What connects a portrait of Mundig, the winner of the 1835 St Leger, a dog called Rover and a collection of pottery made in Mexborough in the 19th century.
Doncaster Museum & Art Gallery’s Connections exhibition – a unique exhibition featuring art and museum collections held by Heritage Doncaster.
Through a series of links – some obvious, some surprising, and some downright silly – the exhibition makes connections between around 70 artworks, beginning with the first work to enter Heritage Doncaster’s art collection, Sir Frank Lockwood’s A Moment of Triumph.
Sir Frank Lockwood (1846–1897) was a lawyer and Liberal MP for York from 1885 – 1897. In his spare time he also drew political cartoons, one of which is featured in the exhibition.
Lockwood was born in Doncaster to Charles Day Lockwood. Charles brings us to our next connection – the hamlet of Levitt Hagg where he worked as a stone quarrier.
Levitt Hagg was a small hamlet on the banks of the River Don near Conisbrough Castle. It began to grow from around 1815 when the company of Lockwood, Blagden and Kemp, who were limestone merchants, built six cottages. By the 1870s the population of the village was nearly 100.
During 1925, the County Medical Officer made a report on the sanitary conditions at Levitt Hagg. He found that many of the houses in the hamlet were in a state of disrepair and were prone to flooding whenever the river overflowed. The poor conditions and badly polluted state of the river led to all the Levitt Hagg houses being condemned as unfit for occupation, and by 1957 the area had been cleared.
The painting of Levitt Hagg on display in the exhibition was created by Eric Platt.
Eric was born on May 2, 1915 at Cudworth near Barnsley. There was already a history of artists and craftsmen within the family since his paternal grandfather was an amateur painter and master decorator and his maternal grandfather was an amateur portrait painter. Eric’s family settled in Doncaster in 1927 and bought a confectionery business in Cleveland Street.
Eric’s education was at St George’s Church School in St George Gate where headmaster Harry North encouraged him with his artistic studies and was instrumental in obtaining a place for him at Doncaster School of Art, above the old Library in St George Gate.

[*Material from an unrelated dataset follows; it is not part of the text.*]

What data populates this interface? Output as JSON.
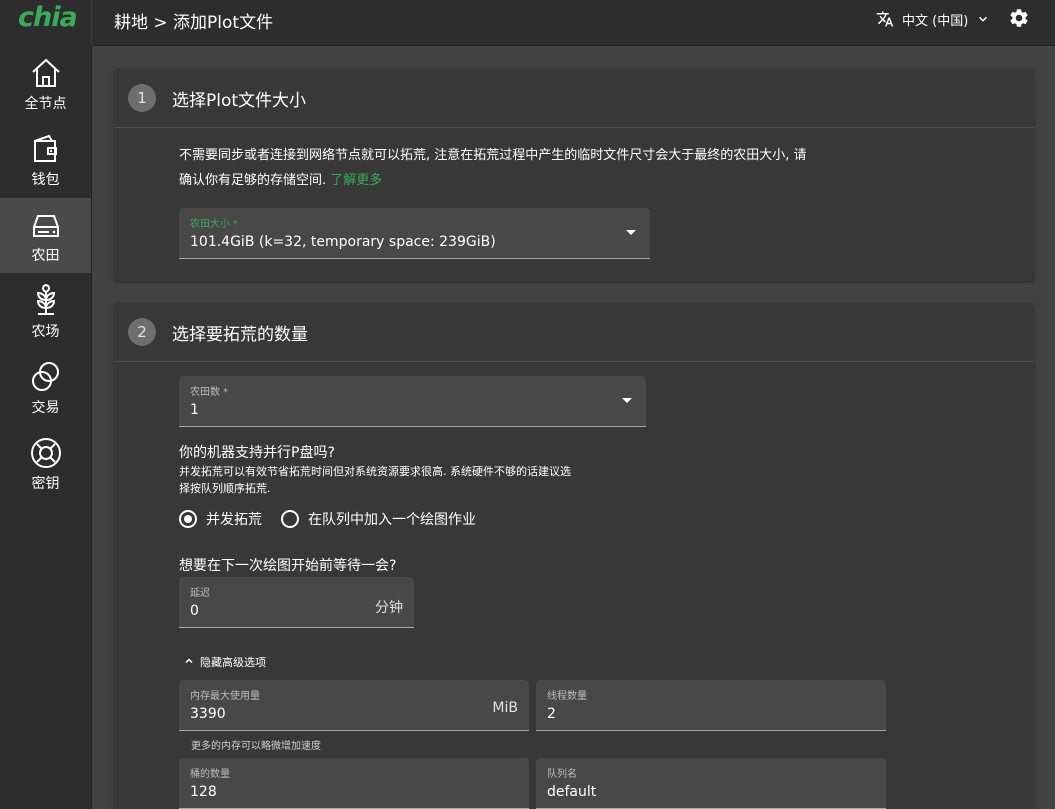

He went on to become only the third Doncaster student to pass the entrance exam to the Royal College of Art and studied in the engraving school under two of the most renowned etchers of the day, Robert Austin and Malcolm Osborne.

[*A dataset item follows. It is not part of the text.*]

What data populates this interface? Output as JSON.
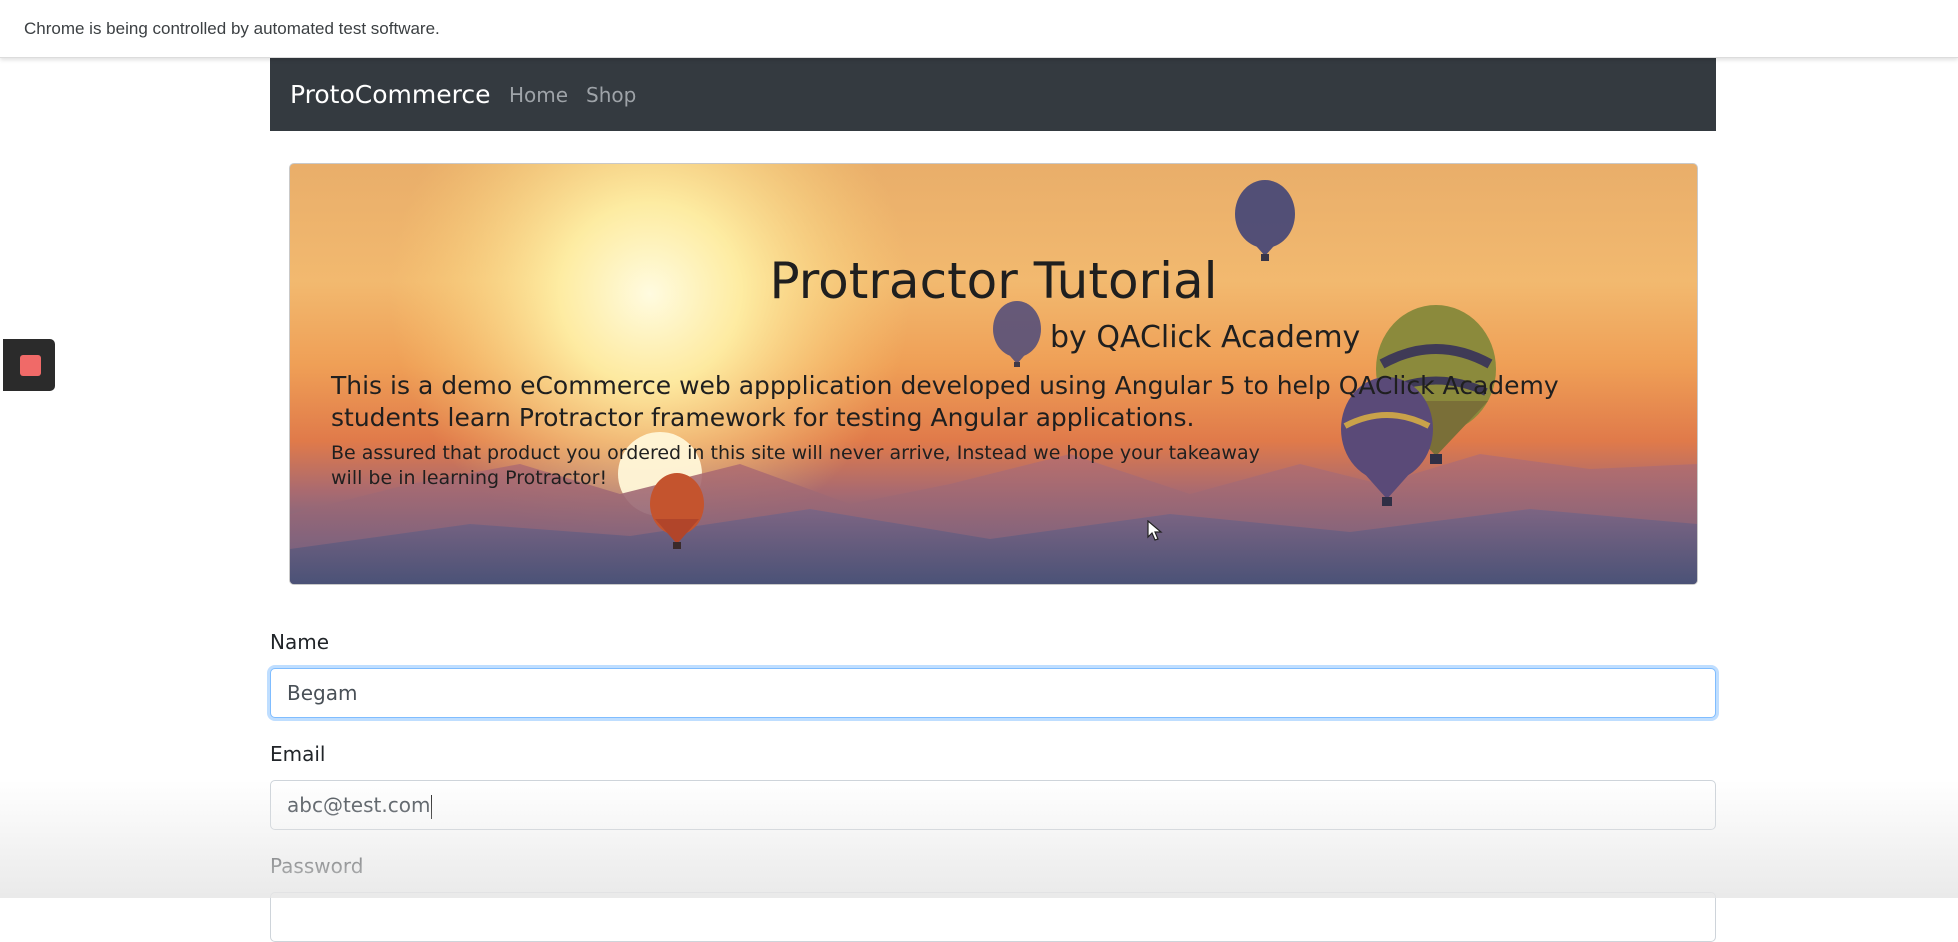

After serving in the war, he returned to Doncaster in 1947 where he obtained a post at Doncaster School of Art, later becoming the head of the school for many years. It is this fact that links Eric Platt to the next painting in the exhibition - an image of Victorian life by George Edward Brumfitt, who also served as head of the art school in Doncaster.
Among other highlights of the exhibition are Bertram Priestman’s powerful painting Kilnsey Crag, Wharfedale shown beneath a heavy sky, works by husband and wife Vladimir and Elizabeth Polunin, and a collection of art medals donated to Doncaster Museum by Anne Hull Grundy.

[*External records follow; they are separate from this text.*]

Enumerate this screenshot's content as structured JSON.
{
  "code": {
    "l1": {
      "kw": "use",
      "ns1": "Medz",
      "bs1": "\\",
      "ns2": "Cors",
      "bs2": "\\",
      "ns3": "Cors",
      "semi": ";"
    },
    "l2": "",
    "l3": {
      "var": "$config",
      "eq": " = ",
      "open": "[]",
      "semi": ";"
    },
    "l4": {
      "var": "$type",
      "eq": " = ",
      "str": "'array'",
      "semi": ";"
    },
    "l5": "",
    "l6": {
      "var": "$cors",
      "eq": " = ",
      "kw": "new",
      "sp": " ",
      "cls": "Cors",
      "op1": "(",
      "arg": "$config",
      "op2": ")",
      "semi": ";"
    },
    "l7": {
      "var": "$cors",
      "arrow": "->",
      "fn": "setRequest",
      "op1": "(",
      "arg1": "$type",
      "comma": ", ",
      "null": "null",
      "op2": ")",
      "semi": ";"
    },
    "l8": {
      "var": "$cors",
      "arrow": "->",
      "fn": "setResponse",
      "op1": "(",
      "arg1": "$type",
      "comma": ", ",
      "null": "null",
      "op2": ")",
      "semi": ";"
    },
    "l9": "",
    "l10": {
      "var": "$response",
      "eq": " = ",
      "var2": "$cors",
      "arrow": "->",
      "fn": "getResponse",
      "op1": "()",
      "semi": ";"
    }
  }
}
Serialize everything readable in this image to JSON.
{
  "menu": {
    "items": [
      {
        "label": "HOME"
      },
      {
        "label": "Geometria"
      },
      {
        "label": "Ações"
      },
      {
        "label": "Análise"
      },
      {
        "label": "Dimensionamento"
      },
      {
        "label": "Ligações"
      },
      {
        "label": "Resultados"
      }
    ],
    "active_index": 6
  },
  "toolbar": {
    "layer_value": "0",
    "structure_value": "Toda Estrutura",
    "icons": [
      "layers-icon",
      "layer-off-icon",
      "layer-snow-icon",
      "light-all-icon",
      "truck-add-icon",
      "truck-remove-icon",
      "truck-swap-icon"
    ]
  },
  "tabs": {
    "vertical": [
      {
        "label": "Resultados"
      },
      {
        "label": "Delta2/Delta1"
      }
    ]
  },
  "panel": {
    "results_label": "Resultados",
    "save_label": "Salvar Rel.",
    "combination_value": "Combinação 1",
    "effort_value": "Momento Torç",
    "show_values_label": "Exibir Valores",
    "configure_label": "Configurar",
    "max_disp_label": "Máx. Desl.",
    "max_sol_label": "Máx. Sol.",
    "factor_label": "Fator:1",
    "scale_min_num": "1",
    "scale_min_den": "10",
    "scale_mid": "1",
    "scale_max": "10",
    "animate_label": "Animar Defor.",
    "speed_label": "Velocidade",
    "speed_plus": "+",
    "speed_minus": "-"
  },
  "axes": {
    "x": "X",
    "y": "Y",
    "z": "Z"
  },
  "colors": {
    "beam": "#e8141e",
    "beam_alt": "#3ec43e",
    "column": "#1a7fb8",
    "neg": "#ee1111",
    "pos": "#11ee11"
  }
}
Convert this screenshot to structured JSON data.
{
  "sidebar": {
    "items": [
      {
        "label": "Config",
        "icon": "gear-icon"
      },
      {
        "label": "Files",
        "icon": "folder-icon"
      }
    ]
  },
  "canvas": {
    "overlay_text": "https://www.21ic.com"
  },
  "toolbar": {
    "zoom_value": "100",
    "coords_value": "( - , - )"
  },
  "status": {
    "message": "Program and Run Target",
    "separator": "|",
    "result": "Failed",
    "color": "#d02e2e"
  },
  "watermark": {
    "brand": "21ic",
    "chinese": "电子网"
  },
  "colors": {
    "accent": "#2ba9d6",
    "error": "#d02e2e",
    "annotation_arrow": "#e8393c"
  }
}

The exhibition also features some surprising works including Elizabeth Styring Nutt’s painting The Derelict, High Tide, Whitby, which has rarely been on public display since it entered the museum’s collection in 1941.
The exhibition also features some surprising works including Elizabeth Strying Nutt’s painting The Derelict, High Tide, Whitby, which has rarely been on public display since it entered the museum’s collection in 1941.
Styring Nutt was a fascinating character. Born on the Isle of Man in 1870, she spent her early years in Sheffield, where she attended Sheffield_Hallam_University and Sheffield School of Art. After leaving Sheffield she completed her studies at the Newlyn School of Art.
Nutt began her teaching career at the Firs Hill Branch Art School, then at the Sheffield School of Art and the Sheffield Training College for Teachers.
In 1919 Nutt accepted the position of Principal at the Victoria School of Art and Design in Canada. She was to remain there until 1943, when she returned to Sheffield. Her painting is a good example of the sometimes quite random nature of the art collection cared for by Heritage Doncaster, which has grown over the past 100 years through a mixture of purchases, donations and bequests, and now numbers around 2,000 artworks.
So if you want to get connected to some great art visit Doncaster Museum & Art Gallery between now and Friday April 12.